Sigur Ros at The O2, Dublin – Review and Photos
Sigur Ros – The O2, Dublin – November 16th
The sound of Sigur Ros was forged from their native Iceland, the land of ice and fire, and its landscape is strongly reflected in their music. Little surprise then that they carry the theme through to their live show. The concert starts with us viewing the band through a translucent curtain, as though they are frozen in ice. Jonsi’s falsetto vocals seep through the cracks and crevices of songs like Glosoli. Smoke machines shroud the stage in an ethereal mist and volcanic visuals complete the illusion of ice meeting fire, of molten lava pouring into frozen seas. With the scene set, the curtain falls and the concert begins in earnest.

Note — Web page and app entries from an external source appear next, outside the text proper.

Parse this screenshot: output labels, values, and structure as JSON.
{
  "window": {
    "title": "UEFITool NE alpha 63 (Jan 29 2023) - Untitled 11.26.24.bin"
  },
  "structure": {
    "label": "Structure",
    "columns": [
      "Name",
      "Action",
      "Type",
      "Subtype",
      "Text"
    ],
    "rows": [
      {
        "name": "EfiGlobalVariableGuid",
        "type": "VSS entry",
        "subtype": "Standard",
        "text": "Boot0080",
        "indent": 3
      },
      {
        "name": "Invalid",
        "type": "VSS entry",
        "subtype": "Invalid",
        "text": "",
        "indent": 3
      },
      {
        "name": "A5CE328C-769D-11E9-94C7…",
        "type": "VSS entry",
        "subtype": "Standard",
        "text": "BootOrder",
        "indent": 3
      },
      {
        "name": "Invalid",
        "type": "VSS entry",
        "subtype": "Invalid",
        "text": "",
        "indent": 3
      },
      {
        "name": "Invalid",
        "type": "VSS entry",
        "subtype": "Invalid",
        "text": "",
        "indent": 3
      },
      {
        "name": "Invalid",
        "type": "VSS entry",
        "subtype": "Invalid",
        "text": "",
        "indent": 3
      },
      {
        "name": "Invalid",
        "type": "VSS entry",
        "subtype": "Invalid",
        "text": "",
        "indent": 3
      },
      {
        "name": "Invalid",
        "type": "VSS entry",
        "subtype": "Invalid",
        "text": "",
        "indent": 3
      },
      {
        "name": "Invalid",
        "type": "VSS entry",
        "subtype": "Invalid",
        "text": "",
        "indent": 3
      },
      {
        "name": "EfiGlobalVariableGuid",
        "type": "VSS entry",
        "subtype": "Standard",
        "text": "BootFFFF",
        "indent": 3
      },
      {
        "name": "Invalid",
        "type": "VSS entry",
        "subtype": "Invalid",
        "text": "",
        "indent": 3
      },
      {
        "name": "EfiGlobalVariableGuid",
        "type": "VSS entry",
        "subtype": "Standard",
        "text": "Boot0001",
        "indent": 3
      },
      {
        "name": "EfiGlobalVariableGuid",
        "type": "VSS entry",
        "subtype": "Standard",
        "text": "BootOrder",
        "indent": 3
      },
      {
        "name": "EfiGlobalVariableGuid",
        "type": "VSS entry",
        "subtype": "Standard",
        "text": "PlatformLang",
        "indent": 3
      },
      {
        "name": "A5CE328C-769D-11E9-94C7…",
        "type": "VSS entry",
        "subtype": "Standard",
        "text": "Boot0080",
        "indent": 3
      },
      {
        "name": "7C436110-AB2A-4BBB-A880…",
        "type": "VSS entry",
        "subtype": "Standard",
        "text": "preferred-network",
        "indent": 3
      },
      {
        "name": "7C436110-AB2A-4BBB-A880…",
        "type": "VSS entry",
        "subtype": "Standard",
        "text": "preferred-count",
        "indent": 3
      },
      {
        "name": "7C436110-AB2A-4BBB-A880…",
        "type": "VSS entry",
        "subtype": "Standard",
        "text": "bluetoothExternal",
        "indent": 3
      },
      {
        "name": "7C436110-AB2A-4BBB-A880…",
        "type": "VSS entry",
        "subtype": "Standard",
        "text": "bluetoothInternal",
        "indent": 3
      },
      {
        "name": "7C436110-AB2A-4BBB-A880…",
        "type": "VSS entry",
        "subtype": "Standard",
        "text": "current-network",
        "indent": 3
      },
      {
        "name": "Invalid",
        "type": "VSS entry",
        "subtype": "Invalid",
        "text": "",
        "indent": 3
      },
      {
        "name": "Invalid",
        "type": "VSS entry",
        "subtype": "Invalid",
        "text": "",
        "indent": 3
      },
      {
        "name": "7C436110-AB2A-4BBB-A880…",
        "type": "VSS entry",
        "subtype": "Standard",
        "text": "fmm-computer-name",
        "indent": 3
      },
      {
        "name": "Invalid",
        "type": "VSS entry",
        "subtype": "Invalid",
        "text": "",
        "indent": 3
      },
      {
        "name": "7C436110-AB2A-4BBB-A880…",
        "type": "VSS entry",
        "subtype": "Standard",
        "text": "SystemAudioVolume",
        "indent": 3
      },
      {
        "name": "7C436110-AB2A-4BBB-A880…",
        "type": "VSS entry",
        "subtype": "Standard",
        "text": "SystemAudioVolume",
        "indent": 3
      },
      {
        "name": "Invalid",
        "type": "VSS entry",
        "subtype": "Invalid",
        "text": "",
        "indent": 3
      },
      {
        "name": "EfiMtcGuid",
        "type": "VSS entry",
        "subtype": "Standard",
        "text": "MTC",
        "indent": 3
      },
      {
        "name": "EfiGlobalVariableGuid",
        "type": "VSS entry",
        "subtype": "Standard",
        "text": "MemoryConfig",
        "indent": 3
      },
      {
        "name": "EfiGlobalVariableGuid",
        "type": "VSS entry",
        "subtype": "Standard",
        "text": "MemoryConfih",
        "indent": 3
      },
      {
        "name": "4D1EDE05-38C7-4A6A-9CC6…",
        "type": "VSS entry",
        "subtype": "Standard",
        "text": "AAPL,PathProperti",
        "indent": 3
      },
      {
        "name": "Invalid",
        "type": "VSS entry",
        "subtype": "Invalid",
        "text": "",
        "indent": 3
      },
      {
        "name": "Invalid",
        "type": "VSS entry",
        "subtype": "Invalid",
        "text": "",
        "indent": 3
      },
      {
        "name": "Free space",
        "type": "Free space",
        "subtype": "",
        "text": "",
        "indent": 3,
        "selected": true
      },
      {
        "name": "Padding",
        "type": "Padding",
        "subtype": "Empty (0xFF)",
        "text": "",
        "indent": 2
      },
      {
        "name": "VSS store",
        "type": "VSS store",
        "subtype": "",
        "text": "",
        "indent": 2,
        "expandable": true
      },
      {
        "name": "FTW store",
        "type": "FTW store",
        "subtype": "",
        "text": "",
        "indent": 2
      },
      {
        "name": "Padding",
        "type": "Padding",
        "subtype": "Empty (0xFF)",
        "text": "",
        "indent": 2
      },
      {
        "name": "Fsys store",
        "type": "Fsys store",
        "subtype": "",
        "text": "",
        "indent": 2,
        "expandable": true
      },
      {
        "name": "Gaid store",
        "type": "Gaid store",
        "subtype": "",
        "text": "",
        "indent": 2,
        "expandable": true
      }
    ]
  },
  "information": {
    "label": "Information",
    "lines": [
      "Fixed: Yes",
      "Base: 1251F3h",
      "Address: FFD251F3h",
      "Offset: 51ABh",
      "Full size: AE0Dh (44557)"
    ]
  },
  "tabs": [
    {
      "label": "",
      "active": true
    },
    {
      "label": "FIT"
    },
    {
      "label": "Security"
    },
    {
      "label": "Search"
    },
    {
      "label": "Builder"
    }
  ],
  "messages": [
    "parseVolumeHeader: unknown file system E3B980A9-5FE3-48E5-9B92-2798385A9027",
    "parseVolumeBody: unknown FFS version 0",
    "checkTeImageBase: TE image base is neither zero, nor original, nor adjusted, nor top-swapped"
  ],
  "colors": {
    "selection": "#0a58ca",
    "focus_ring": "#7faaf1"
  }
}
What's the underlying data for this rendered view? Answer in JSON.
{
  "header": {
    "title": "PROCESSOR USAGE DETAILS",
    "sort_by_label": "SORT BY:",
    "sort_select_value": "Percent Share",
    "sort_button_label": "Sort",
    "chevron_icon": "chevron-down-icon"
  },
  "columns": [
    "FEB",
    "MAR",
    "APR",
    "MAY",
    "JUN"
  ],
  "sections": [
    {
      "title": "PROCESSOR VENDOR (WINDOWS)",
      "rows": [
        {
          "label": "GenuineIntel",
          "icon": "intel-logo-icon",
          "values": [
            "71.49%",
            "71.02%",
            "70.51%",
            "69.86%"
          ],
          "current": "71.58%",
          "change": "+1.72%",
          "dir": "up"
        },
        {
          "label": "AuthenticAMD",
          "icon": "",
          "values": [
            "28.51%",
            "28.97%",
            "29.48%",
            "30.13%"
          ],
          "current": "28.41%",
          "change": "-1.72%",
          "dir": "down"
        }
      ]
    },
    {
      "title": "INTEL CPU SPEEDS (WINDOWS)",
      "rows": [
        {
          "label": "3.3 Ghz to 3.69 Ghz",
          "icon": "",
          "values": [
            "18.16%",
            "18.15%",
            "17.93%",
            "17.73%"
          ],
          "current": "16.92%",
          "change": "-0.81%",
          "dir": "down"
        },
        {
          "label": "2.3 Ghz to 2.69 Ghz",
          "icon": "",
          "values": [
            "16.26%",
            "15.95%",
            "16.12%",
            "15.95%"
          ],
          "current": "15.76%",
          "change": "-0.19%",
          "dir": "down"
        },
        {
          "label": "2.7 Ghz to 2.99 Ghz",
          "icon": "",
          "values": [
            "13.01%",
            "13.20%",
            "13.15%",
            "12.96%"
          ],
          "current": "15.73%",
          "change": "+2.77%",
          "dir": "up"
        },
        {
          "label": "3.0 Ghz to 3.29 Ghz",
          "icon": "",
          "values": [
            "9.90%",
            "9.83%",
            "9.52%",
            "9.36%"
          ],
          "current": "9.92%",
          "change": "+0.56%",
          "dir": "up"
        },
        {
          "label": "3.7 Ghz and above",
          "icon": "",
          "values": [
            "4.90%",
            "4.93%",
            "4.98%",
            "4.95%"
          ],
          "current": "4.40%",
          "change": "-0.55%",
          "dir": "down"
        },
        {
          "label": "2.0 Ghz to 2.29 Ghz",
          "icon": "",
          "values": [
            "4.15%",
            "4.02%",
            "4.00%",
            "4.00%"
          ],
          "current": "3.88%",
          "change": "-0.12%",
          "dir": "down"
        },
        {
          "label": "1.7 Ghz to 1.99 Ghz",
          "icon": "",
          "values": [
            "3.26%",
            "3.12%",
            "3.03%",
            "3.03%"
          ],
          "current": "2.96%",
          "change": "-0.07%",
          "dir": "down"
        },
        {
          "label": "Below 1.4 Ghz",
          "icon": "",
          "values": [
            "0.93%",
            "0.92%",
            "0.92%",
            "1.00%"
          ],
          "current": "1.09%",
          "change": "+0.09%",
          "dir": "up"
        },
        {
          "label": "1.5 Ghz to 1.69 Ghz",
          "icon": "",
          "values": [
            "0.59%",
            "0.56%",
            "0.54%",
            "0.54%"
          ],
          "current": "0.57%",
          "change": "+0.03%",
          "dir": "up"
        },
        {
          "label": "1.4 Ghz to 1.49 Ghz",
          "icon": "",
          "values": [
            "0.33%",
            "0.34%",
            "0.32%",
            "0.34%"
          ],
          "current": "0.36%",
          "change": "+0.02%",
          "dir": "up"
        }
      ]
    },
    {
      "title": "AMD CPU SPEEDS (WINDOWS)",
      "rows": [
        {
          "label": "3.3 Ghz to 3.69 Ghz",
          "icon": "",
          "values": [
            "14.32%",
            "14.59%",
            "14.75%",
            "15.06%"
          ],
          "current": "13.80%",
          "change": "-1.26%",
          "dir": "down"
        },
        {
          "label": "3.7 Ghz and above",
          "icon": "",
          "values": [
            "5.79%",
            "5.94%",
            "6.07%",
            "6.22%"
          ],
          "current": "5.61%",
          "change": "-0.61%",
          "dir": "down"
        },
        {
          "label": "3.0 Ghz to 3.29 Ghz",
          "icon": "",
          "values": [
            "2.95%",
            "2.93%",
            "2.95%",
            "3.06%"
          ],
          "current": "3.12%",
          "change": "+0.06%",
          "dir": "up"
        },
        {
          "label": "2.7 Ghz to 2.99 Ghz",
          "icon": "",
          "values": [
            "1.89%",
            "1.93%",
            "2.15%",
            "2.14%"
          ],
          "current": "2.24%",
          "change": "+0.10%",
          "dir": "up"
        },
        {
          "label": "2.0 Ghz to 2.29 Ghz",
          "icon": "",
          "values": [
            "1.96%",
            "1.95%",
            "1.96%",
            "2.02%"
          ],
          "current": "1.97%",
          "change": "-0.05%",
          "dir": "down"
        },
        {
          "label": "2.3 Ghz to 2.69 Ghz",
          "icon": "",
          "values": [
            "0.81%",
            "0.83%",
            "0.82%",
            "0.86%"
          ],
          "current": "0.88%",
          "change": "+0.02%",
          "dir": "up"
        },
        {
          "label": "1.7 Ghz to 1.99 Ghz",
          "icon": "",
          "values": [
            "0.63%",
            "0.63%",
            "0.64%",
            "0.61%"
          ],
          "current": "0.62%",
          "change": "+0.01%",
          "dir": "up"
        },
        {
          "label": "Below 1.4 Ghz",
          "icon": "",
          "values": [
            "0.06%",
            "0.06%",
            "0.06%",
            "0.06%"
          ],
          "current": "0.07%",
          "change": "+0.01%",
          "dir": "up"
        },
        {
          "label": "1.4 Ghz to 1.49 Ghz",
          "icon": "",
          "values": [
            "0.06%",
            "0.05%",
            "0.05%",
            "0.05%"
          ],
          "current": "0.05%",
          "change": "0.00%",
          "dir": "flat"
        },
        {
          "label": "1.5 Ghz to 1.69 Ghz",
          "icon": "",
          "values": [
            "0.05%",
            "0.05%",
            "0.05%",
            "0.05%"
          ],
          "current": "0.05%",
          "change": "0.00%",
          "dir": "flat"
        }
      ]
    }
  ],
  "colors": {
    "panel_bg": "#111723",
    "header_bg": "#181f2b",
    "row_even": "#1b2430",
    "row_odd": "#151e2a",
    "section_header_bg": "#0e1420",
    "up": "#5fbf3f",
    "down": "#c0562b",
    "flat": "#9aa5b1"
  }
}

You don’t come to a Sigur Ros performance to dance, you barely even come to move at all. The crowd stands transfixed, rooted to the spot. They are held fast under an intricately woven spell, notes like snowflakes falling softly. They are hypnotised by the music that floats above their heads before breaking on them like an Atlantic wave.
This is the score to an arctic opera; expansive, lonesome and breath-taking but at the same time, crystalline, touching and tender. Whether it’s Jonsi’s bowed guitar mimicking the music of a whale gliding beneath the ice or crashing cymbals evoking the sound of falling icicles shattering on cold ground, all you have to do is close your eyes and be instantly transported to the tundra by the shifting sheets of shiveringly beautiful music.
The visuals on the panoramic screen behind the band are equally mesmerising; lonely figures on a rocky coast burst into light and drift slowly toward the clouds above during Varuo and the triumphant Hoppipolla triggers an explosion of fireworks that dance across the screen. A feast for your eyes as well as your ears.
For me, the pinnacle of the concert comes with the first song of the encore and the first Sigur Ros song I ever heard. Sven g Englar translates as Sleep Walkers which fits perfectly because this song is like being in a dream. With its unmistakable sonar pings and echoing, aching guitar, it’s like a slow motion ballet between a whale and a submarine, twisting and spiraling in perfect harmony. It whispers to you to close your eyes and allow the music to wash over you, so I close my eyes and let it, surrendering to the sleepy soundscape. The feeling is quite indescribable.
This was my first time seeing Sigur Ros. Before the concert I was worried that such delicate music would get lost in a vast venue like the Point but I was wrong. This was one of the best musical experiences of my life and I will never miss another opportunity to see them live. Neither should you.
Photos and Review by Jamie Tanner